Metaphysics was words. Nachman had nothing against words, but as a mathematician, he kept trying to read through the words to the concepts. After a while, he believed he understood a little. Bergson raised problems about indeterminate realities. He then offered solutions that seemed determinate. Mathematicians did that, too, but they worked with mathematical objects, not messy speculations and feelings about experience. But then—My God, Nachman thought—metaphysics was something like calculus. Bergson himself didn’t have much respect for mathematics. He thought it was a limited form of intelligence, a way of asserting sovereignty over the material world, but still, to Nachman’s mind, Bergson was a kind of mathematician. He worked with words instead of equations, and arrived at an impressionistic calculus.
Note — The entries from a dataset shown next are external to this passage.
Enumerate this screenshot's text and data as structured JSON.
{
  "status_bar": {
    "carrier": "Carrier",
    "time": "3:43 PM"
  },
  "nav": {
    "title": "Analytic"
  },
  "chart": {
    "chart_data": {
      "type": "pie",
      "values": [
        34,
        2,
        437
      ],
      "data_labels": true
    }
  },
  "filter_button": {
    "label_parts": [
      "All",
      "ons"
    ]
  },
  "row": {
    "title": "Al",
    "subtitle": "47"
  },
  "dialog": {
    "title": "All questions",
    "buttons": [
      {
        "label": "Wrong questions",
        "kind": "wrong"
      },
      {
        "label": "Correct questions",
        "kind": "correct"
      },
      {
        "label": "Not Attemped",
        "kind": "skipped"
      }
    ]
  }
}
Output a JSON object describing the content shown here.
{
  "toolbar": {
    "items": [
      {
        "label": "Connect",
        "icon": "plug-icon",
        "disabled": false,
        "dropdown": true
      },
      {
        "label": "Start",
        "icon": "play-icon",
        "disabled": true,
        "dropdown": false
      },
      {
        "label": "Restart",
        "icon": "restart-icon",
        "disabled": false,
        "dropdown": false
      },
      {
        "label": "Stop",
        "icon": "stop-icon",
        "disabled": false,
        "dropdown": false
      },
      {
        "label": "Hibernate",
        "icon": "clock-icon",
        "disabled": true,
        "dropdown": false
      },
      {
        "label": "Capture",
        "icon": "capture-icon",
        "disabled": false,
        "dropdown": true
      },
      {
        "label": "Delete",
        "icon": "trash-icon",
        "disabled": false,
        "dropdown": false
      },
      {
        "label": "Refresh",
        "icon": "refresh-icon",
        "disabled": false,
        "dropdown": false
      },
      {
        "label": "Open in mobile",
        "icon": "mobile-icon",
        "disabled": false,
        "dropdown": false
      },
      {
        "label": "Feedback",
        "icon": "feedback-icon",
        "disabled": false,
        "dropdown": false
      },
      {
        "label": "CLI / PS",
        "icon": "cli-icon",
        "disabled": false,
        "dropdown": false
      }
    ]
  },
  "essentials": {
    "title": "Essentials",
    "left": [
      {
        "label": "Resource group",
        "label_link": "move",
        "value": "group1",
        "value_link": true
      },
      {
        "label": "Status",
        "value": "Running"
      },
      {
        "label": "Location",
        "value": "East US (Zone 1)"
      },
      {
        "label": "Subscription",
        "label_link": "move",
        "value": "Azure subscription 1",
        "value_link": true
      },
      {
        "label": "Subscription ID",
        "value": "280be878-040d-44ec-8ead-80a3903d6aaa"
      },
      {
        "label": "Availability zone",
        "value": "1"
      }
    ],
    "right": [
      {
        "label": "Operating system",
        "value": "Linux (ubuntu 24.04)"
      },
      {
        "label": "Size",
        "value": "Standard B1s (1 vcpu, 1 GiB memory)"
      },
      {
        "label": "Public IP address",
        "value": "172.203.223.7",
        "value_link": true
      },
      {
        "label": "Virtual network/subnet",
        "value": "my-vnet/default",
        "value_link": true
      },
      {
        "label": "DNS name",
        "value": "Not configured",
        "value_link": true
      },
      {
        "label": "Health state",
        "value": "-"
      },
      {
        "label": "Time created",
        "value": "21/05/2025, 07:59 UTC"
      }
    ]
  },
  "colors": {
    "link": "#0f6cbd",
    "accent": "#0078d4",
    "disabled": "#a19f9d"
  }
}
It was inexact—the opposite of mathematics—but Bergson was a terrific writer, and his writing was musical, not right, not wrong.

—L. Michaels, Nachman from Los Angeles